§ **BRIEF**:
Your task is to repeat the listing exactly.

/---

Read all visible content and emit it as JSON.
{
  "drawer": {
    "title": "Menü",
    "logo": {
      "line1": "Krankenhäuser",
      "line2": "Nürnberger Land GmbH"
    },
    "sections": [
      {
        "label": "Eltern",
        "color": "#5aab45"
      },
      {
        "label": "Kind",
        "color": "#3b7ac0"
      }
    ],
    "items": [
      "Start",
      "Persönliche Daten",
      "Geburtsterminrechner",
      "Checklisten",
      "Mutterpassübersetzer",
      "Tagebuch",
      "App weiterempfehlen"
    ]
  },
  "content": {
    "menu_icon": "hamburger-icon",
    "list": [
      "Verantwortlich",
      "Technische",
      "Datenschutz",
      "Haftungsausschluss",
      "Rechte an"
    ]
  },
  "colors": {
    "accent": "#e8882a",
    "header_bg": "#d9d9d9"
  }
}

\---

§ **ANSWER TO THE PROBLEM**:
Read all visible content and emit it as JSON.
{
  "drawer": {
    "title": "Menü",
    "logo": {
      "line1": "Krankenhäuser",
      "line2": "Nürnberger Land GmbH"
    },
    "sections": [
      {
        "label": "Eltern",
        "color": "#5aab45"
      },
      {
        "label": "Kind",
        "color": "#3b7ac0"
      }
    ],
    "items": [
      "Start",
      "Persönliche Daten",
      "Geburtsterminrechner",
      "Checklisten",
      "Mutterpassübersetzer",
      "Tagebuch",
      "App weiterempfehlen"
    ]
  },
  "content": {
    "menu_icon": "hamburger-icon",
    "list": [
      "Verantwortlich",
      "Technische",
      "Datenschutz",
      "Haftungsausschluss",
      "Rechte an"
    ]
  },
  "colors": {
    "accent": "#e8882a",
    "header_bg": "#d9d9d9"
  }
}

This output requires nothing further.